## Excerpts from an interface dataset
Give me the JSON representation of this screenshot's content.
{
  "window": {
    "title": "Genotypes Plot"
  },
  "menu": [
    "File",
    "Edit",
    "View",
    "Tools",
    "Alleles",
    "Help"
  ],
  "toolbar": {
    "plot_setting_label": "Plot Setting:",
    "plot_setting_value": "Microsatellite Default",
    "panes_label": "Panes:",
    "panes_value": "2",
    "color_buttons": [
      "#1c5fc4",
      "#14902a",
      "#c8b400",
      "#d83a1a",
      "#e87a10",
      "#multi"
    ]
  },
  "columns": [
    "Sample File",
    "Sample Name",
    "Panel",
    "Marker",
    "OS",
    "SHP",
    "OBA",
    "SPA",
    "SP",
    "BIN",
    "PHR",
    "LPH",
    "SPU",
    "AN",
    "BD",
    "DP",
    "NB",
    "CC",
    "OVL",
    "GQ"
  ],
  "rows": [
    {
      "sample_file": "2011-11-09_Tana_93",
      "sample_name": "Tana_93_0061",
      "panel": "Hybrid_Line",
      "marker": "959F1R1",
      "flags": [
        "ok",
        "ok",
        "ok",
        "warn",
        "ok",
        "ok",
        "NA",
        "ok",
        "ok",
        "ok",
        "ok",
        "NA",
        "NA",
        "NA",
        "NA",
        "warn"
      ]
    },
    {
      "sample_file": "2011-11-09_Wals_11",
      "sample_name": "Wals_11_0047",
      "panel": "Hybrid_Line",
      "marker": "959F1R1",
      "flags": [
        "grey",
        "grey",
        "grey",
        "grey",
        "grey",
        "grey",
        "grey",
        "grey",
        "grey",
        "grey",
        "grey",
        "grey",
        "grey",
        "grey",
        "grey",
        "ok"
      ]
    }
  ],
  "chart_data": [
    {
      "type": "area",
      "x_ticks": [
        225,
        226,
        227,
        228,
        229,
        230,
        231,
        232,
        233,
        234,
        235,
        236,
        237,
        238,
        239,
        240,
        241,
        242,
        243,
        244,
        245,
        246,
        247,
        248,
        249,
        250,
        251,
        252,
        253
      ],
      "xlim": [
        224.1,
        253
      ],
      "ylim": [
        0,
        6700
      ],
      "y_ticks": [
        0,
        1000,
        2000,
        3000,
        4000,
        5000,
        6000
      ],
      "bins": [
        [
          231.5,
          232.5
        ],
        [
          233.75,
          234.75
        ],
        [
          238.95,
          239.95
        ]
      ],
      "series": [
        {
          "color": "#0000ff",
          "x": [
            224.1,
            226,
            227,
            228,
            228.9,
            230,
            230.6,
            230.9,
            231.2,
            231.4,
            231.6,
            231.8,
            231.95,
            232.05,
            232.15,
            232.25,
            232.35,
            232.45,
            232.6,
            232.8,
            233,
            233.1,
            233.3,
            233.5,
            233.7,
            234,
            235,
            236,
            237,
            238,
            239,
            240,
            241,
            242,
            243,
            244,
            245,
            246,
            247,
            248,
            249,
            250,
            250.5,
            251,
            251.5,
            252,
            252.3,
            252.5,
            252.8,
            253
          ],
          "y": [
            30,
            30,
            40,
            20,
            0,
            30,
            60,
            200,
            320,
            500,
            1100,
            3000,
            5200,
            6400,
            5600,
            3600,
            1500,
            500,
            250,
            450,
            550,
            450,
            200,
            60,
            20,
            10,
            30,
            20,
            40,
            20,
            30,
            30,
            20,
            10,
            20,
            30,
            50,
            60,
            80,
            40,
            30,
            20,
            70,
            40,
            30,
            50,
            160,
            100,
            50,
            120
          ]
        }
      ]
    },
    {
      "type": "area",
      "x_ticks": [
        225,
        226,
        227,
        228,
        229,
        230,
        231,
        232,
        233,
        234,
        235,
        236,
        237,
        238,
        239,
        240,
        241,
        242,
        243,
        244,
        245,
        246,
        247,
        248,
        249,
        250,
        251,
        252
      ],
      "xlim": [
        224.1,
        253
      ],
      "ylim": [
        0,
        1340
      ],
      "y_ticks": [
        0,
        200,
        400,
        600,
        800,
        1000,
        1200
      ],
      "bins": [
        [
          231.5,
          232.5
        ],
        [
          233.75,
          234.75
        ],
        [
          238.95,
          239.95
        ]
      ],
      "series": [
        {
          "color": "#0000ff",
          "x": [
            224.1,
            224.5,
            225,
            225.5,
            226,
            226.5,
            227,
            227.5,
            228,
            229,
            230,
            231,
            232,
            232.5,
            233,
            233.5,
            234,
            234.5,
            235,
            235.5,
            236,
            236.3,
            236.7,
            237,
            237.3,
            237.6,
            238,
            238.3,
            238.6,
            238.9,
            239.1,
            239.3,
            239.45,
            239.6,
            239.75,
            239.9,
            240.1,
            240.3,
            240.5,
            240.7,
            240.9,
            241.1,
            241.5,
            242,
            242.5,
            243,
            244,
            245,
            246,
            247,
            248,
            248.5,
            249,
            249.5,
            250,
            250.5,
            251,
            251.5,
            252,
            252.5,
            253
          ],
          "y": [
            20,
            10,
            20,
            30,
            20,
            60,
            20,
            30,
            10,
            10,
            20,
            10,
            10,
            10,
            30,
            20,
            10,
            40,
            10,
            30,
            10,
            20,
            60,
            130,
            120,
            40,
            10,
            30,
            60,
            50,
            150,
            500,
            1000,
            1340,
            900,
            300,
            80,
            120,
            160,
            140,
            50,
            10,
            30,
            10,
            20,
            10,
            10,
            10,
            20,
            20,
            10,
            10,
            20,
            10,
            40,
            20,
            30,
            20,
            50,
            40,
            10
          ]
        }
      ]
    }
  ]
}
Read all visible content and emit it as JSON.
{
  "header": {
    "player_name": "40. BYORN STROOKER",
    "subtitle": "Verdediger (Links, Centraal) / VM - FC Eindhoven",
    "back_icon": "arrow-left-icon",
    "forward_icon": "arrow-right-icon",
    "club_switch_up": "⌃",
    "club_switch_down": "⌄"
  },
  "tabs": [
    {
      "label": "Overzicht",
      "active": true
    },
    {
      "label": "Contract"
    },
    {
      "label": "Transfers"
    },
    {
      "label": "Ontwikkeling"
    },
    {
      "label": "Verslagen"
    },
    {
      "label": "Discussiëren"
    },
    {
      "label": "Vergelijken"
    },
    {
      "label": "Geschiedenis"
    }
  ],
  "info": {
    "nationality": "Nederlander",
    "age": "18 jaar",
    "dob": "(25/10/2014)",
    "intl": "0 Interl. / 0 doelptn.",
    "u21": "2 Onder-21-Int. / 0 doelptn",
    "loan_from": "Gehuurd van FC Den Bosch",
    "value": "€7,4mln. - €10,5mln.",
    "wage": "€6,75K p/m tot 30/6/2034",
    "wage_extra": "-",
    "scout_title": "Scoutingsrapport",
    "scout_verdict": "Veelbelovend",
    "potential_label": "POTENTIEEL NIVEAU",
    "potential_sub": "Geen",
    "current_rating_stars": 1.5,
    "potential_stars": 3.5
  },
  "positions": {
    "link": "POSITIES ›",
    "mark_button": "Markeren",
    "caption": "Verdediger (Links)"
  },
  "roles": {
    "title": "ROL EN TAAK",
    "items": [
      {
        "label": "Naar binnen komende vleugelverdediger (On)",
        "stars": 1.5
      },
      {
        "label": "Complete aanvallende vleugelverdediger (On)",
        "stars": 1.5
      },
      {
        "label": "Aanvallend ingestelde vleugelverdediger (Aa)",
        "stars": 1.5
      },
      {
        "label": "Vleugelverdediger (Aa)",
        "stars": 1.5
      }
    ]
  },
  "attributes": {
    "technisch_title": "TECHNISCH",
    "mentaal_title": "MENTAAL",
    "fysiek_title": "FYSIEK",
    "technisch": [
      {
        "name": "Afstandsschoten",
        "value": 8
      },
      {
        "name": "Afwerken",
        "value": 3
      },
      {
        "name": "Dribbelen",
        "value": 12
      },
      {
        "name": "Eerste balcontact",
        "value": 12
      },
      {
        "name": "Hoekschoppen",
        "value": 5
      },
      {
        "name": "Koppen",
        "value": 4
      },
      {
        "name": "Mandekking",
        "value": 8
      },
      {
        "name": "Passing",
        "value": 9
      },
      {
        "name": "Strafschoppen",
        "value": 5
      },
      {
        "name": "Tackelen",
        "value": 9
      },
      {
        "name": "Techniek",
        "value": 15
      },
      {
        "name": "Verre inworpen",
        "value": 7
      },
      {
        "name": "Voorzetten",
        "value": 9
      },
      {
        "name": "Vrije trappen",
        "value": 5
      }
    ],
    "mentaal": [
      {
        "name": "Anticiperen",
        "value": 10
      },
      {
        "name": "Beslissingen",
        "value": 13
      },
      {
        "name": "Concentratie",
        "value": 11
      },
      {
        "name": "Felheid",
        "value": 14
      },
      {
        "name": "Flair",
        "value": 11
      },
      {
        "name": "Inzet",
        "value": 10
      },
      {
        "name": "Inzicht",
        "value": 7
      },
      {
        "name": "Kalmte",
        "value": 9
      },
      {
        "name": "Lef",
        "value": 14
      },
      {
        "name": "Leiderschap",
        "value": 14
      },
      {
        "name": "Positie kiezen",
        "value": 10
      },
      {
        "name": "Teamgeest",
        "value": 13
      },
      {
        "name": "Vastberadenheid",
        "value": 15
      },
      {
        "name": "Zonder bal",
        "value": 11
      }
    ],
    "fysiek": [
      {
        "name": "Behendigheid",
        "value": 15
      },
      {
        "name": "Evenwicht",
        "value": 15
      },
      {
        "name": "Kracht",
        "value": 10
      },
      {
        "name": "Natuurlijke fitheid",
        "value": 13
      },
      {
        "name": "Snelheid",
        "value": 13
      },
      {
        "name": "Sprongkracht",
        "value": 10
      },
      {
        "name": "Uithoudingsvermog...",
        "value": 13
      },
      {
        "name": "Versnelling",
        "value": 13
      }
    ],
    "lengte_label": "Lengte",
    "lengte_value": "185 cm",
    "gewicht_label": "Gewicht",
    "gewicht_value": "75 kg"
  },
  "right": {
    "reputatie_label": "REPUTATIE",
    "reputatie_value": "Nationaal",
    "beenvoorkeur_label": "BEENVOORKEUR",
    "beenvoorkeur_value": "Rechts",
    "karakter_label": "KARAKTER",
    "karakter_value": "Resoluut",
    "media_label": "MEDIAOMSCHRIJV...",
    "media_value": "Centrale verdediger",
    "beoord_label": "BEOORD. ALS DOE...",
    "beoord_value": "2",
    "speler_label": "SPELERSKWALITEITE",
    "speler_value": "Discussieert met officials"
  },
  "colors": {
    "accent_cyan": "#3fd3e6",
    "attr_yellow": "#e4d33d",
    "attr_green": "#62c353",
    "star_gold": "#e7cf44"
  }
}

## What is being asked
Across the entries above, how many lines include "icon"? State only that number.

## Written reply
2